Members of Team USA have compared the rigorous schedule at the World University Games to playing in the Big 12 Tournament in March. But at the Sprint Center in Kansas City, Kansas players — who form the majority of Team USA’s roster — had to play only three games in three days.
In Gwangju, South Korea, U.S. players are set to take the court eight times in a 10-day span.
Team USA navigated its way to the conclusion of game No. 6 Friday night, leading wire to wire and remaining untarnished in the tournament after defeating Lithuania 70-48 in the quarterfinals. The United States used a dominating run in the fourth quarter to bury its latest international opponent.
“We played a bad third quarter, but we defended,” Kansas coach Bill Self told reporters after the game. “Even though we only scored eight points in the third quarter, they only got 12. Then we go on a 25-2 run, and it was because of defensive rebounding.
“We absolutely locked them up the last 13 minutes of the game. That was really a good display against a team that had been leading the tournament in scoring.”
Next up for the Americans is a semifinal matchup against Russia, another nation with a rich basketball heritage. The tip is set for 4:30 a.m.Sunday inside Dongkang Gymnasium. (The game will be televised on ESPNU.)
It is the first time Team USA has made an appearance in the semifinals at the World University Games since the Americans took the bronze medal all the way back in 2009.
“That’s what we came here for,” junior big man Landen Lucas said, when asked about playing for a medal. “We still have two more games to focus on. Any medal besides gold and we’ll feel like we didn’t really accomplish what we wanted to. So we’re going for that gold.”
The U.S. finished pool play unbeaten at 5-0 in Pool D, its closest game coming in the form of a 66-65 victory over Serbia on Tuesday. Team USA then closed out the round-robin portion the following day with a 39-point drubbing of Switzerland, which allowed principals Wayne Selden Jr. and Frank Mason III a rare block of rest as both sat the entirety of the fourth quarter.
After receiving one of only two days off during their 10-day march to a possible title, the Americans took the floor Friday with fresh legs, and it showed — especially on the defensive end. Lithuania entered quarterfinal play as the top-scoring team at the Games, averaging 87 points per outing.

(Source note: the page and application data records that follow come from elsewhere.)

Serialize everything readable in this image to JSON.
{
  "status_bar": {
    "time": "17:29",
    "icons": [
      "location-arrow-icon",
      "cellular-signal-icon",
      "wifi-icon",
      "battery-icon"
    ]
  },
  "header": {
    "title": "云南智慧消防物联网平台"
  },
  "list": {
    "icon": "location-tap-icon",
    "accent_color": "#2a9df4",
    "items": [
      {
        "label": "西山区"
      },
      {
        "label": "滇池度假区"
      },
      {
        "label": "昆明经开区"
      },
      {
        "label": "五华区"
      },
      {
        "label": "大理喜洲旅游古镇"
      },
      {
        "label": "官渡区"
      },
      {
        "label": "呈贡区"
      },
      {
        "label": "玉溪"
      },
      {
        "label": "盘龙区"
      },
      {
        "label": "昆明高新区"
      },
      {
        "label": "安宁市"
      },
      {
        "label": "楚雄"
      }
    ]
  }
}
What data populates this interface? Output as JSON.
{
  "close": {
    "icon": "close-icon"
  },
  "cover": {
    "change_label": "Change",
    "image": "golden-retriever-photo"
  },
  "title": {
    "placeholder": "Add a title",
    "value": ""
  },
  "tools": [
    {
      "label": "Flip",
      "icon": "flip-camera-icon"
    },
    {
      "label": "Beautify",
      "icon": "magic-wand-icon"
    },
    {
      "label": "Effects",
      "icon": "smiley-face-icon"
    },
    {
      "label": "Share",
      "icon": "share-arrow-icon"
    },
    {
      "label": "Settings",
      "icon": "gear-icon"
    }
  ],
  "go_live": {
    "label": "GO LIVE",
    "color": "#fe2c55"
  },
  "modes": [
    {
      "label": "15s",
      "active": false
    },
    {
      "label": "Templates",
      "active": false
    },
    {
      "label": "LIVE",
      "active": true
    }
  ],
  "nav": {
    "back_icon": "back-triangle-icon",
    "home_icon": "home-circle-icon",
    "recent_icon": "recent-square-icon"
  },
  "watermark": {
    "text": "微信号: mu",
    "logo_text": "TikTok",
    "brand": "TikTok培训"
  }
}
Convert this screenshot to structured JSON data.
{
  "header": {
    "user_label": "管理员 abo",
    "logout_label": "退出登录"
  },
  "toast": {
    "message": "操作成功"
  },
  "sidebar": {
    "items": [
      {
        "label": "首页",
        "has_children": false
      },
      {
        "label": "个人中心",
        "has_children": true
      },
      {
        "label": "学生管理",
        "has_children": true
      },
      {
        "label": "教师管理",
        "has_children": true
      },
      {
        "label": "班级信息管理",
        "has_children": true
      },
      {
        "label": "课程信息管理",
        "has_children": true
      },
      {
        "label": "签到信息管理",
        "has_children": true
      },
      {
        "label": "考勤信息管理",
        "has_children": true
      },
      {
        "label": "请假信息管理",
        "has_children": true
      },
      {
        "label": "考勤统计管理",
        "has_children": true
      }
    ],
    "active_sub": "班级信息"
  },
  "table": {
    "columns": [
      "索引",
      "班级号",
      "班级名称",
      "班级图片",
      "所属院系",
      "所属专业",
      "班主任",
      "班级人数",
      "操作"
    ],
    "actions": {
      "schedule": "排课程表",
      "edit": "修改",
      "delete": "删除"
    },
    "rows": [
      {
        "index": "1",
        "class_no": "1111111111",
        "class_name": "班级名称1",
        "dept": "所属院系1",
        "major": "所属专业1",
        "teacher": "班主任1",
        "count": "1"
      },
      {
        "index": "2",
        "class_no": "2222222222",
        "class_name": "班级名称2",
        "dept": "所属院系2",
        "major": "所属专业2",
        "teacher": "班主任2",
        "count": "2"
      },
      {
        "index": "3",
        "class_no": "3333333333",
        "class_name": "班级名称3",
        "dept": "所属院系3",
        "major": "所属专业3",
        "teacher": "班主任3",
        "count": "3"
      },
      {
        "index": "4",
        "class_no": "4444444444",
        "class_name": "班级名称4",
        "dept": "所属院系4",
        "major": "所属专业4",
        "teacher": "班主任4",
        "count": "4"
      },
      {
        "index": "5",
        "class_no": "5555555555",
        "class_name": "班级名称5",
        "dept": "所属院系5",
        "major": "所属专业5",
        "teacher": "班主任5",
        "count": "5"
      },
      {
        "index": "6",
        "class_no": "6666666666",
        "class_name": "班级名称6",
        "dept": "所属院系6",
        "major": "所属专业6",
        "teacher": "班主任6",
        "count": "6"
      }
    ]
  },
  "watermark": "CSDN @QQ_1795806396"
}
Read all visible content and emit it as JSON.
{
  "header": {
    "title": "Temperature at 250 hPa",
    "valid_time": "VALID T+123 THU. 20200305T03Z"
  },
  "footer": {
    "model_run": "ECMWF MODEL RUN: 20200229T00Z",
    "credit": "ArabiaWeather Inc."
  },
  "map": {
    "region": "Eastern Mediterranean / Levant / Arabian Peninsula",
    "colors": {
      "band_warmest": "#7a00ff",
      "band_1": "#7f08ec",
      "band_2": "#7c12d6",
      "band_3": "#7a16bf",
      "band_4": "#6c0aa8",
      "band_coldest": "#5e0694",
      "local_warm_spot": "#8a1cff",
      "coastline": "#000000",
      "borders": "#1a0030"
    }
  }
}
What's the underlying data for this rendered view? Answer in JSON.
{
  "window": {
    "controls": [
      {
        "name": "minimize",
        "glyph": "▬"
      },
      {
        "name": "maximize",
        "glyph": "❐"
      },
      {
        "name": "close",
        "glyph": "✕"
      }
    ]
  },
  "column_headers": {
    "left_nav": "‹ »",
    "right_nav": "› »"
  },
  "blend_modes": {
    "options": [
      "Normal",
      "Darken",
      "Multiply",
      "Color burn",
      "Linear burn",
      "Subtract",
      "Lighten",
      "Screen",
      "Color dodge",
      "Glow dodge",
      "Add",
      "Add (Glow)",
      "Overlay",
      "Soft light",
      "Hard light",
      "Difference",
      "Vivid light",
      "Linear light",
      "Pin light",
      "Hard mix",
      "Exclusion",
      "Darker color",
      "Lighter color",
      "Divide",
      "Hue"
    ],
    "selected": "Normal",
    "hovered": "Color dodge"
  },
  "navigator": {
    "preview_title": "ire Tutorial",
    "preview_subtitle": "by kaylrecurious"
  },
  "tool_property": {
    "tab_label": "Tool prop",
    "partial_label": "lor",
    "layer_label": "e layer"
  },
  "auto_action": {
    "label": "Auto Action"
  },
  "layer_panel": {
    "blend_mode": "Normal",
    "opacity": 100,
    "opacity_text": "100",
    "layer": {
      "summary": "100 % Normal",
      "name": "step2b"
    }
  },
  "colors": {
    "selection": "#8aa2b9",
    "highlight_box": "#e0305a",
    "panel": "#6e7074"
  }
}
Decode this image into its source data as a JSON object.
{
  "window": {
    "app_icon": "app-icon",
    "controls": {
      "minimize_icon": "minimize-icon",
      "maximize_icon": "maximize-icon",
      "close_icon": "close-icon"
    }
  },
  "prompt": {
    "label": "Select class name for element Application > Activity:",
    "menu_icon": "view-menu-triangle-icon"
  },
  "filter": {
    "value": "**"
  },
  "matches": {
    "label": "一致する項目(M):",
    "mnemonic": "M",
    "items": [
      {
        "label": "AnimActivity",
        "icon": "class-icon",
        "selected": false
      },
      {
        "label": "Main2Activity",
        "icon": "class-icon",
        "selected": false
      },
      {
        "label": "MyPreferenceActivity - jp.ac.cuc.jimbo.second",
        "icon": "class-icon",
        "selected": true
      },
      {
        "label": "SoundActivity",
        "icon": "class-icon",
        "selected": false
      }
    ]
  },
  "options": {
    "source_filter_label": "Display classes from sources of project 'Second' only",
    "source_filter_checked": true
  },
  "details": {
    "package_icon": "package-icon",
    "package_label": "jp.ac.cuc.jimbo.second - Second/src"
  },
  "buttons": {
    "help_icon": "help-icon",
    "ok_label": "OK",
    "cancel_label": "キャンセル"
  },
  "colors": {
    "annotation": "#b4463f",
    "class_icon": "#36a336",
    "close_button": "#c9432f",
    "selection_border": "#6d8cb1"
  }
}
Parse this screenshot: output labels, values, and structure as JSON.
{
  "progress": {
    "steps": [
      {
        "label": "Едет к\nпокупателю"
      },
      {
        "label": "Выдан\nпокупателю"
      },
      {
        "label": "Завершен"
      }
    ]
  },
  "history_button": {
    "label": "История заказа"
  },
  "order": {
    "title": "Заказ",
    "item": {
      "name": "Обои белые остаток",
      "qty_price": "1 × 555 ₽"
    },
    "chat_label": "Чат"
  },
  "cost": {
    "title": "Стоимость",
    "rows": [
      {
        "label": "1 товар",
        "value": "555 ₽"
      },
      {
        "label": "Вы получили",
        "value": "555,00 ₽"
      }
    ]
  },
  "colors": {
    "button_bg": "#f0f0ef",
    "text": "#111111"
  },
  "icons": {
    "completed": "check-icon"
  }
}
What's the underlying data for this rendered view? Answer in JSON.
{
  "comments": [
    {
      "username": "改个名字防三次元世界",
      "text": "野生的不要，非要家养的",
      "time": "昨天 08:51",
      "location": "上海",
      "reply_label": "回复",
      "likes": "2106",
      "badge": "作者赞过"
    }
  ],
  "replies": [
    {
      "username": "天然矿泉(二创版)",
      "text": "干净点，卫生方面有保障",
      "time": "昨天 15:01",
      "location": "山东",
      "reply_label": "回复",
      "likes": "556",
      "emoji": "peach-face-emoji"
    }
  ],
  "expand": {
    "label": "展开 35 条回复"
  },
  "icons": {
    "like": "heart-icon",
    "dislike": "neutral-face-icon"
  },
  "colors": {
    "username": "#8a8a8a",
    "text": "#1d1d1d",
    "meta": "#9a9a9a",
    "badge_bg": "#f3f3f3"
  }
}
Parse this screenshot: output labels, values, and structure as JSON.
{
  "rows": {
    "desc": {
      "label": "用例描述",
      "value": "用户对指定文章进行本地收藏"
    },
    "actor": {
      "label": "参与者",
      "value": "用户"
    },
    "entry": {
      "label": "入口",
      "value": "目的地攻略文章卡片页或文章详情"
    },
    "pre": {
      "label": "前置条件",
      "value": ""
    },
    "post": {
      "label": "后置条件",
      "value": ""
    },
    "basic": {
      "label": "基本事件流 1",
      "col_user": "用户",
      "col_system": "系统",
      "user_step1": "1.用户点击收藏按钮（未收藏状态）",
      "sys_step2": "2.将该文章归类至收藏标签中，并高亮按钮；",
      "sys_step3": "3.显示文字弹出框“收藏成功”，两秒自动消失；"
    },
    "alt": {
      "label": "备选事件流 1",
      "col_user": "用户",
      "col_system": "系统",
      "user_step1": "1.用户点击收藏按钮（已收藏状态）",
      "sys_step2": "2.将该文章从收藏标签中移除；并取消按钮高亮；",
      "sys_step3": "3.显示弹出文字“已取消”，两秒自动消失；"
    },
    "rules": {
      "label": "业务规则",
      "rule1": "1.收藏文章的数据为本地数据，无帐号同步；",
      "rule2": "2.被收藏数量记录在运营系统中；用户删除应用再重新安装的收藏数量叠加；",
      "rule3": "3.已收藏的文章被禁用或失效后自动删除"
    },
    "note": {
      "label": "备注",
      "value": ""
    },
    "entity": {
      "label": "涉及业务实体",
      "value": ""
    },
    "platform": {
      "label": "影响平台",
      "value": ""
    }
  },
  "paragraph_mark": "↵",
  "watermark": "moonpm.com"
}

Team USA allowed only six points in the fourth quarter and held Lithuania 39 points below its tournament average.
The Americans zipped around the floor, forcing 10 first-half turnovers and aggravating the Lithuanians, who mustered only 30 points in the opening 20 minutes. The style of play looked as if it may threaten Team USA’s stretch run, as Carlton Bragg, Jamari Traylor, Hunter Mickelson and Selden all carried two fouls into the third quarter.
The U.S. led 37-30 heading into the second half, but after shooting 50 percent from the field to open the game, produced only eight points in the third quarter and watched a double-digit first-half lead evaporate down to one heading into the fourth.
Then, the Americans’ offense sprung to life.
Leading 43-42, the U.S. put together a 14-0 run over more than 5 minutes to start the final quarter, creating both breathing room and a scoreboard gulf that proved too wide for Lithuania to navigate.
Mason led the way for Team USA with 18 points, seven rebounds and four assists, while Selden — who leads the tournament in scoring — poured in 13.
“Everything starts with me — it’s starts with the point guard,” Mason said. “So I try to come out and do everything I can to get my team going. The guys did a great job of following and coming along.”